When I moved to South Carolina, I needed to get a South Carolina resident Concealed Weapons Permit. Even though I had taken classes in Florida, I had to take the state-mandated concealed carry course for South Carolina. At the time, there was a legal requirement that the class had to be at least eight hours in duration. At least the state certified the instructors, so I figured that the quality of instruction would be reasonable. Well … not exactly.

My first carry instructor spent six of the eight hours telling us how good a gunfighter he was. In between claims he could beat any of us in a gunfight because he “wasn’t afraid of incoming fire” and would, therefore, take his time to aim and take us out with one shot, he spoke of how hollow-point bullets “expanded in midair to an inch or two across, like whirling fan blades of death.” Yes, this is a true story. When I had to retake the class four years later because I missed my renewal date, one of the “instructors” offered to take toe prints of the ladies because he had a foot fetish.

The moral of this story is simple: Finding a concealed carry class is easy. Finding a good one? Not so much.

The internet is full of concealed carry training nightmares. You’ll hear about schools where the instructors have knowledge but no teaching skills. Others claim to have knowledge and experience but don’t. Still others are outright dangerous. Ever hear the stories where students are placed downrange to “get used to” incoming fire? So, how do you go about finding a reputable class? Here are some suggestions to get you started.

Go National

There are good instructors in most cities, but it takes a bit more research to sort out the great ones. If you want top-notch instruction, you can always go to a name-brand school. Consider locations such as Shootrite Firearms Academy, Rangemaster Firearms Training Services or Thunder Ranch. Some programs, such as the Lethal Force Institute, take their classes on the road to gun clubs across the country.

Three men standing on an outdoor shooting range, all with eye and ear protection. The man in the red polo is the range safety officer (RSO). He is supervising an instructor in a black polo shirt and khaki tactical pants work with a student wearing a navy blue polo shirt who is aiming a stainless-steel semi-automatic pistol downrange at a cardboard silhouette target, behind which is an earthen berm and bright blue sky.

Local Gun Stores and Clubs

Try talking to staff at a retail store that doesn’t operate its own range. They’re likely to know of good training programs and instructors and won’t be motivated to sell their own services. Members of local gun clubs can also provide quality referrals.

Some ranges will offer training of their own, but that’s precisely what subjected me to the two horror stories mentioned previously. There are plenty of ranges that offer excellent instruction … just be sure to ask around first.

Ask Your Local Police

In most places, the local officers on the street aren’t hostile to concealed carry and generally welcome a citizen’s commitment to obtaining quality training. Here, I’ve found that some local officers teach classes of their own. Even if they don’t, they generally hear which classes and instructors are solid and which aren’t.

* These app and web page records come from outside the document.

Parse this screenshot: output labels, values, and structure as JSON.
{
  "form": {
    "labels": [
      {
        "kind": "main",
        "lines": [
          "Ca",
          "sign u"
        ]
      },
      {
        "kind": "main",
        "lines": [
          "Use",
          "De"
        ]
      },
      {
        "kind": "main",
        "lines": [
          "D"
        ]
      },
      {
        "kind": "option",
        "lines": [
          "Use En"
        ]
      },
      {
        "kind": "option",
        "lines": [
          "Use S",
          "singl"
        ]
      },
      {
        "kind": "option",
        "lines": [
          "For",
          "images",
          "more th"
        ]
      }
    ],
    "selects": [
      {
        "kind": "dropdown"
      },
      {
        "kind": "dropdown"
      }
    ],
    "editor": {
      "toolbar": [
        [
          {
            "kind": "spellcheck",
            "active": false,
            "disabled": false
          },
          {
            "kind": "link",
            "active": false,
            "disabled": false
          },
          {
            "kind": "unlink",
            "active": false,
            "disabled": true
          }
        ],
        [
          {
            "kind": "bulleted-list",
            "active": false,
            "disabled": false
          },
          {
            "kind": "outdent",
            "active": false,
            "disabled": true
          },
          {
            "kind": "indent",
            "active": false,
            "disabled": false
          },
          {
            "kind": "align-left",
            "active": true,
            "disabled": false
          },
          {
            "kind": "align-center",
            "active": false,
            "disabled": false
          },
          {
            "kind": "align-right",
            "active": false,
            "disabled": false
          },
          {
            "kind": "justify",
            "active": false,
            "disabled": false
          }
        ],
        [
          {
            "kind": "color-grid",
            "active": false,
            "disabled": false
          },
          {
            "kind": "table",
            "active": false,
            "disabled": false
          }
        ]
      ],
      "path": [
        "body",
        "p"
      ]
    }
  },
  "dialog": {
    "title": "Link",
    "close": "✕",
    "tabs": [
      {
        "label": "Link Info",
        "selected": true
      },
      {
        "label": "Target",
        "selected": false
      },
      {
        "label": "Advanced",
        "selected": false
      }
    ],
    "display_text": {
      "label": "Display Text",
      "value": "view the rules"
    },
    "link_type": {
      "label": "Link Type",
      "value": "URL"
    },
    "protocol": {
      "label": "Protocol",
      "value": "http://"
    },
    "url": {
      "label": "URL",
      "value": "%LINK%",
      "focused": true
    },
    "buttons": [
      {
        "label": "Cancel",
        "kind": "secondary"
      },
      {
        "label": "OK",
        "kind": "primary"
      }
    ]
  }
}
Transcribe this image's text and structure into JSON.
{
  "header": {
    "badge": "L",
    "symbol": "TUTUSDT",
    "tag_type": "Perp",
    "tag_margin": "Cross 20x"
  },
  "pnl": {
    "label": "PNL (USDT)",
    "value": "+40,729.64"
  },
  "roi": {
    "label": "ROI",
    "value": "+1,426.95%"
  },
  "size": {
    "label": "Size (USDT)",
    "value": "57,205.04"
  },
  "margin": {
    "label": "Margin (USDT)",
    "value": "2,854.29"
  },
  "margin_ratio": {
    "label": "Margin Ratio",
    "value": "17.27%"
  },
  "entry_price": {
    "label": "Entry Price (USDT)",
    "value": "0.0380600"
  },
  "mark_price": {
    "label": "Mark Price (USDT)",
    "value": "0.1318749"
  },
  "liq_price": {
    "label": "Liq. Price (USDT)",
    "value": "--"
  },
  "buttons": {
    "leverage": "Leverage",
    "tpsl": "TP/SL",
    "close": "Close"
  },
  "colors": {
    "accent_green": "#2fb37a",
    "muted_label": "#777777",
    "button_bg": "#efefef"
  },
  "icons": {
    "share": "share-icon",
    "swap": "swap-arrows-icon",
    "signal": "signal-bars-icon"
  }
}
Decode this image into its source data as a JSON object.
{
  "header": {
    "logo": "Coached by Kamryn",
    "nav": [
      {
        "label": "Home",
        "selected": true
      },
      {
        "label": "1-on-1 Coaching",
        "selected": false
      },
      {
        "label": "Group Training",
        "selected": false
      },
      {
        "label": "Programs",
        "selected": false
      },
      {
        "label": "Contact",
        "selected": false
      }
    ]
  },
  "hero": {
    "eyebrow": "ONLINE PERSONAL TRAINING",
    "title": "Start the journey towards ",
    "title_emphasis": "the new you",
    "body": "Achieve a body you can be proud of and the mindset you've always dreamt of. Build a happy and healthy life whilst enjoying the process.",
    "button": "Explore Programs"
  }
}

If you don’t know any local officers directly, ask your friends to see if they do. If that doesn’t get you a connection, you can always walk into a local station and ask if anyone has knowledge in that area. Just explain that you want to find safe and reputable training. Perhaps you might ask them where they would send their family members. It bears mentioning, though: Never carry a firearm into the police station.

Look for a USCCA Certified Instructor

The USCCA operates a certified instructor network. A teacher with USCCA certifications has to attend and pass an instructor class to get those credentials, so you know that experts have vetted the person. You can search for USCCA Certified Instructors in your area.

References – With a Catch

No matter which method you choose to research a concealed carry class, always, always, always check references from previous students. If none of your friends or acquaintances have taken the course, ask the instructor to provide references to you. He or she can’t give up students’ names without permission, but the good ones will have a list of prior students who have agreed to serve as references.

Here’s the catch: When you talk to someone about the quality of the class, be sure to ask him or her what other training he or she has had. Someone who has only ever taken that one course may have had an enjoyable experience but has no frame of reference to compare the legitimacy. Talk to multiple official or unofficial references before making your decision. It’s your life on the line, after all, so you have every right to vet your instructor and the class content carefully.